## Exercise prompt
Find how many lines in the data below include the word "weekday", then write only that number.

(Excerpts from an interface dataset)

..............................

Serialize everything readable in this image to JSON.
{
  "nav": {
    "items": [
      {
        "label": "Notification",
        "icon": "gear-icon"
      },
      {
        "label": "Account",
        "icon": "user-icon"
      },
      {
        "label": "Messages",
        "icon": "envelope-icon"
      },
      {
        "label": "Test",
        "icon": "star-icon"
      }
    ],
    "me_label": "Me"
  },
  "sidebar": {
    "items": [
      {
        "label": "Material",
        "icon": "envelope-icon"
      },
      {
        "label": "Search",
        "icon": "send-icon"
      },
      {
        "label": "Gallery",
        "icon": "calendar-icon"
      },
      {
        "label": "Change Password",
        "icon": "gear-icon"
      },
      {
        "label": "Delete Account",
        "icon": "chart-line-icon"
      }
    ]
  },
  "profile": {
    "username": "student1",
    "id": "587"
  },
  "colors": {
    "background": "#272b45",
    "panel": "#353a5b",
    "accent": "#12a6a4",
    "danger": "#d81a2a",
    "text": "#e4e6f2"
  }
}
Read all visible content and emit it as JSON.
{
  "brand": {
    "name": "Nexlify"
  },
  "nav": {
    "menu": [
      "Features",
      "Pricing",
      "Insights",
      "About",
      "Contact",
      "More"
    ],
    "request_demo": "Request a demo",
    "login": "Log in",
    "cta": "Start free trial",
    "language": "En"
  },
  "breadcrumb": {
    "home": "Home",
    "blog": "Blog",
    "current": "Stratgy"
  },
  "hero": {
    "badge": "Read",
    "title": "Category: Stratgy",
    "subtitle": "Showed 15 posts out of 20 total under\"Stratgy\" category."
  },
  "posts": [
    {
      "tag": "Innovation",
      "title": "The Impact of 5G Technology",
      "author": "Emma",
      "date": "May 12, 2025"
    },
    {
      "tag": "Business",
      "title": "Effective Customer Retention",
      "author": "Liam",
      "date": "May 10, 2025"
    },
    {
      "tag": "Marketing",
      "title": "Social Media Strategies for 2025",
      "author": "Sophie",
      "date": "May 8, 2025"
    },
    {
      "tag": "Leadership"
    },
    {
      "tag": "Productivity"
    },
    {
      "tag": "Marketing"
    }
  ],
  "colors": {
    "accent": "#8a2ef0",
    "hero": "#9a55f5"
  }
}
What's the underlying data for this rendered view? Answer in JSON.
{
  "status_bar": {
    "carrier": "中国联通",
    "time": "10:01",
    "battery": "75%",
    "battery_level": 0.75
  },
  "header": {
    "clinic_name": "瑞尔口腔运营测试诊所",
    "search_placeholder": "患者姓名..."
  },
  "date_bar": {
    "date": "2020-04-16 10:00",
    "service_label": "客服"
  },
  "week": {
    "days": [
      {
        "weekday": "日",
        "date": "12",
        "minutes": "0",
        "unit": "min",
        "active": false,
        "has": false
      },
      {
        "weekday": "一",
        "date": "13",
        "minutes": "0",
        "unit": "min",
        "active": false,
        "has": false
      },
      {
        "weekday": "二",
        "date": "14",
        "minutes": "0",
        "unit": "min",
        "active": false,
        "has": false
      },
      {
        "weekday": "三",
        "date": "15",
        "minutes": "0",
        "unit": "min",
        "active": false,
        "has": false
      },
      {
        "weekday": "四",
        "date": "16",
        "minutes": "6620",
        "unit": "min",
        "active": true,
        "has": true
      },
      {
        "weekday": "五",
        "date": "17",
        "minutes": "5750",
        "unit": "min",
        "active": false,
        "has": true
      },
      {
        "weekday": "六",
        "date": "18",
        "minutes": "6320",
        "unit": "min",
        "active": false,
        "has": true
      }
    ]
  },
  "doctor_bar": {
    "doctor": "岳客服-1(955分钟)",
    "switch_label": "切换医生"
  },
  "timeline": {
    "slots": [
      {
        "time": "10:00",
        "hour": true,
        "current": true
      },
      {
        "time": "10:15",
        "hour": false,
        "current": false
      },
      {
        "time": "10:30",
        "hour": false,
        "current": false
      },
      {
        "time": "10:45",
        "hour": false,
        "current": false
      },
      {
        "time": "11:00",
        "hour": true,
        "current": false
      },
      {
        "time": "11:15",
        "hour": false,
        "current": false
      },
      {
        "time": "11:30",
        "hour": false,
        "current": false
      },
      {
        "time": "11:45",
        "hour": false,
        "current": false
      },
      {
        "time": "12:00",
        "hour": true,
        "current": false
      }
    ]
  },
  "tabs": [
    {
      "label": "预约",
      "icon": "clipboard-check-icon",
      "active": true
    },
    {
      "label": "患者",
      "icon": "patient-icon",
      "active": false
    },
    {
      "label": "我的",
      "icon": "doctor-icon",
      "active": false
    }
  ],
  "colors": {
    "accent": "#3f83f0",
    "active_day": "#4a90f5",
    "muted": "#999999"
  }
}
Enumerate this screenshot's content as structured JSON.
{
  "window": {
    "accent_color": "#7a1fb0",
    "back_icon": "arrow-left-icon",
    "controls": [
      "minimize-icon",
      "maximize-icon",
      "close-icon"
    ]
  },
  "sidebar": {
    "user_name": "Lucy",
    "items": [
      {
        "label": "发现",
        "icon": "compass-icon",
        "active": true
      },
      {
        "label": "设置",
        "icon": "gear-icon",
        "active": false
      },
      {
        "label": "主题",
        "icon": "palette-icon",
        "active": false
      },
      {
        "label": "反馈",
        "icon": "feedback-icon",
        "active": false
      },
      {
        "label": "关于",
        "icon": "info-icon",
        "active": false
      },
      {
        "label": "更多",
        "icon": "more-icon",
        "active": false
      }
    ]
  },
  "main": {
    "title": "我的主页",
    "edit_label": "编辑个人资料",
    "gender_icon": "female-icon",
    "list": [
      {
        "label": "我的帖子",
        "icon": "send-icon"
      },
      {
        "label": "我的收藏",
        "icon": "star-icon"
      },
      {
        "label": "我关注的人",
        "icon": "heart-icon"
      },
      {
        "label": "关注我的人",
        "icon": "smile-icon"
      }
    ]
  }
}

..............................

## Expected output
7